Your task: Your task is to filter the data below down to the lines holding "hanseWasser".

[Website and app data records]
******

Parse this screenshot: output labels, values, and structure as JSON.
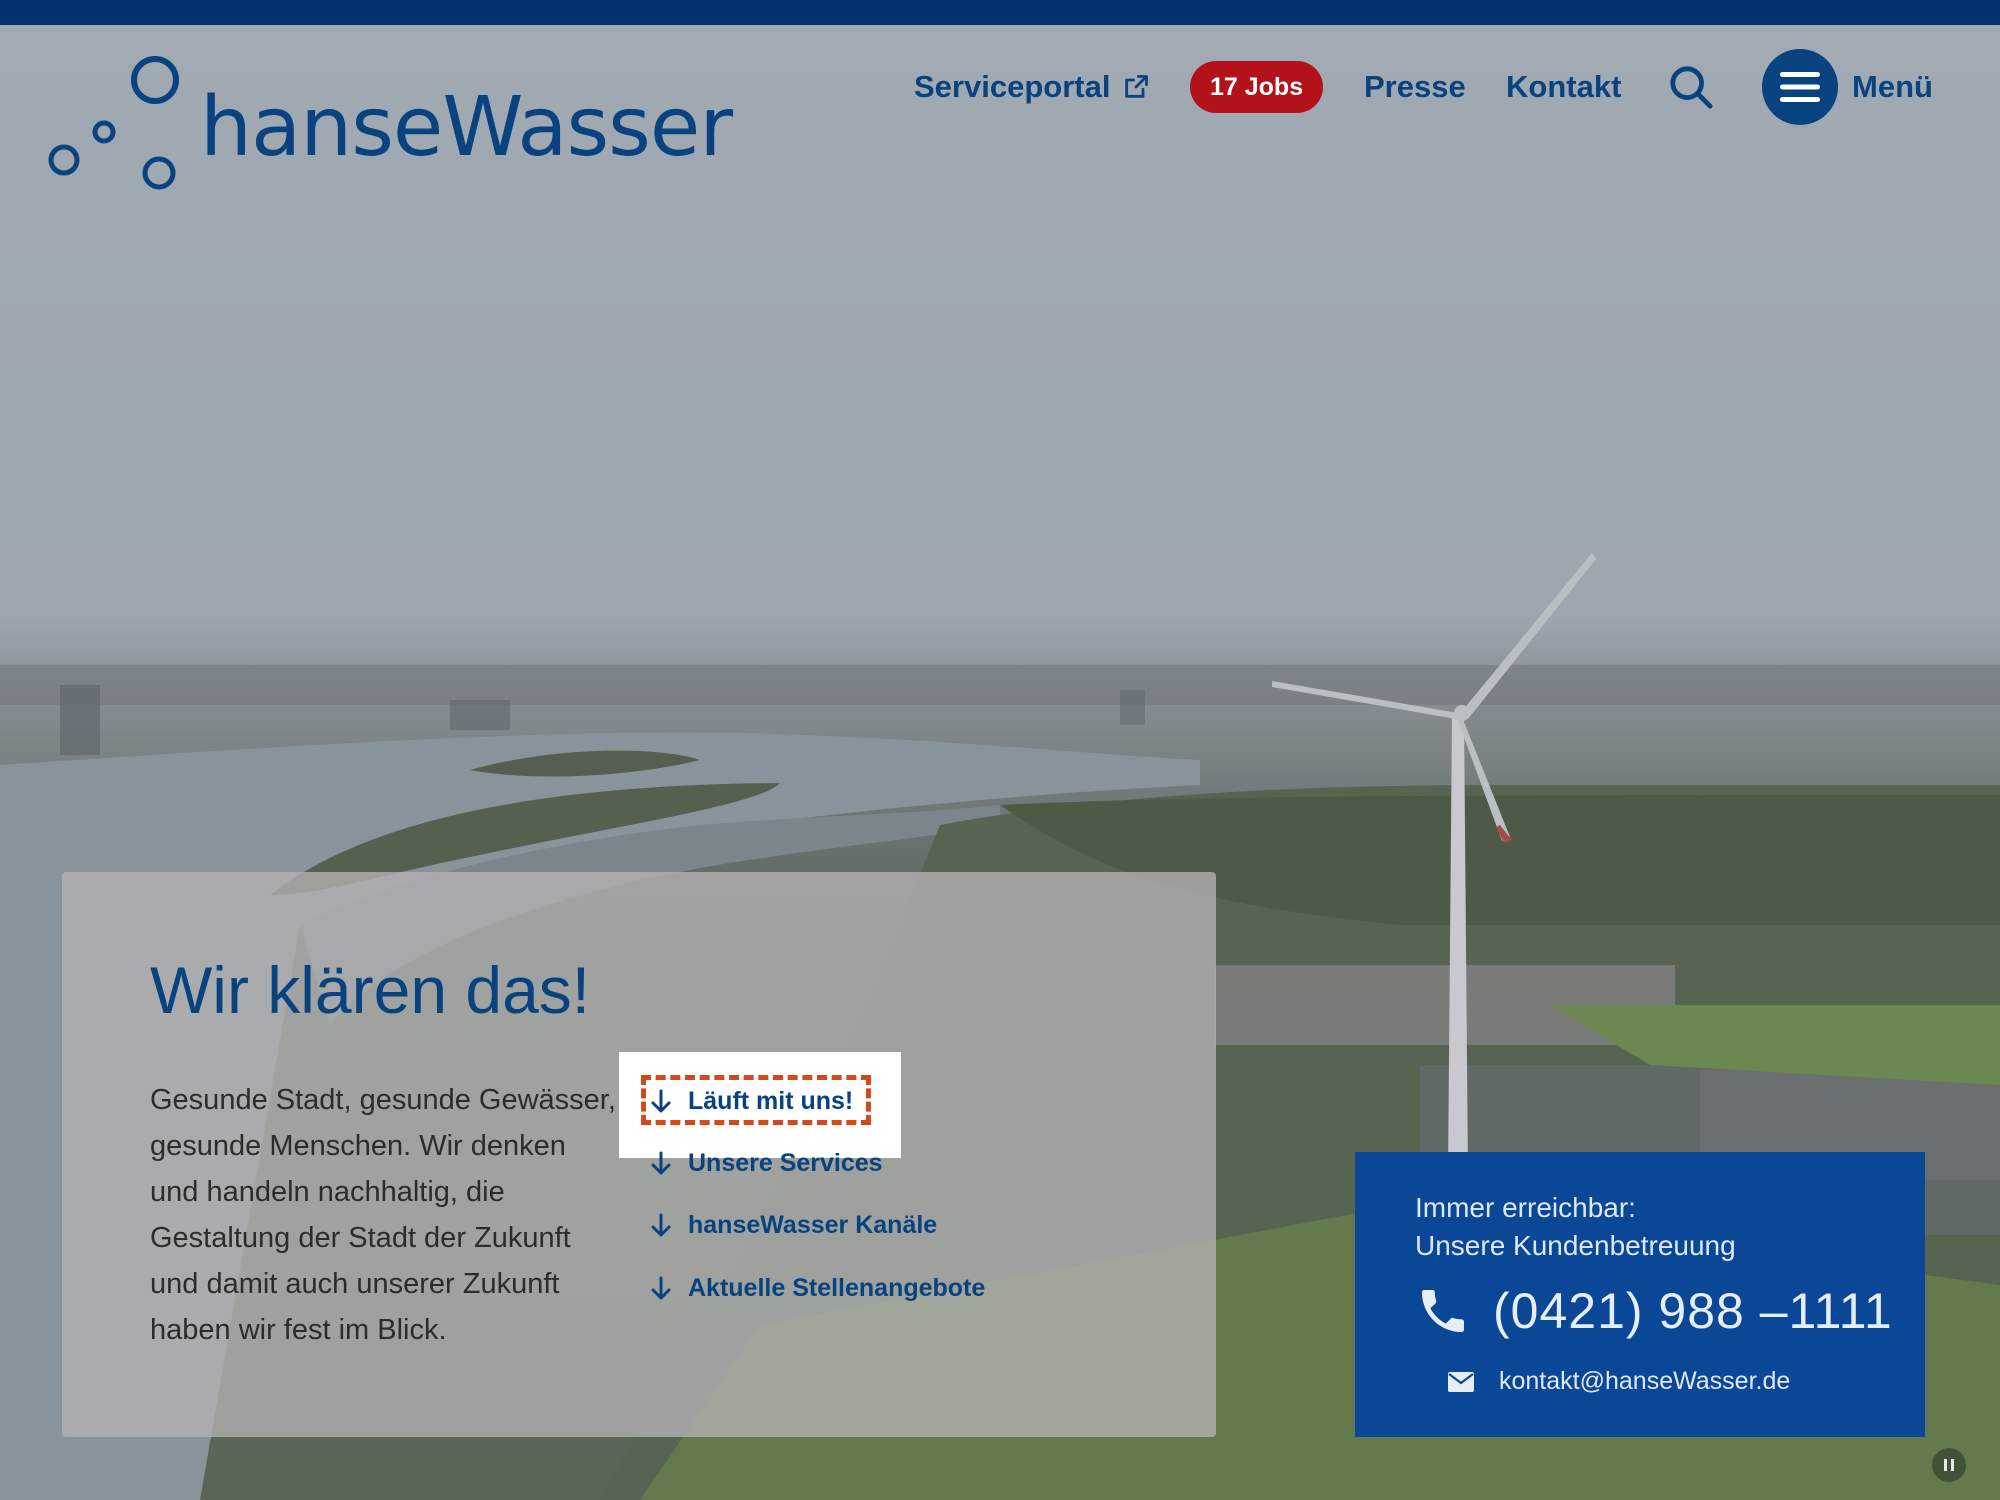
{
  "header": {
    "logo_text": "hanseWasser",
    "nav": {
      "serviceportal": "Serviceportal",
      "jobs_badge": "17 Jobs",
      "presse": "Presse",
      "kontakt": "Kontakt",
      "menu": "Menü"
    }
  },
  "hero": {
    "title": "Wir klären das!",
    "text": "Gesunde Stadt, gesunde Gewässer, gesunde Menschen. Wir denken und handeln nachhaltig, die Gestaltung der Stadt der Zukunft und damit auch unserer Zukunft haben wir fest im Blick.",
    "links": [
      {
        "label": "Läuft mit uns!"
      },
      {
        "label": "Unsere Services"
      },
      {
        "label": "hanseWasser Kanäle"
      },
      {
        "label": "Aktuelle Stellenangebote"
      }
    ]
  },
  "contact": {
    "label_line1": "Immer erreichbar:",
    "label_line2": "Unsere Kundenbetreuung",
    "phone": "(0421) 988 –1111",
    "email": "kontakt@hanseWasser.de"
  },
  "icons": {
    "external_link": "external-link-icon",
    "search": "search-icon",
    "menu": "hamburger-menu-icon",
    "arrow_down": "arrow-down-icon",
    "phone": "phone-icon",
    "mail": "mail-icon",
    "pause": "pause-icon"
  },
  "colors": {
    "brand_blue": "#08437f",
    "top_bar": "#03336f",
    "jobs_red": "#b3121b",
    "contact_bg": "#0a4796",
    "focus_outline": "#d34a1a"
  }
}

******

Response to the task:
    "logo_text": "hanseWasser",
        "label": "hanseWasser Kanäle"
    "email": "kontakt@hanseWasser.de"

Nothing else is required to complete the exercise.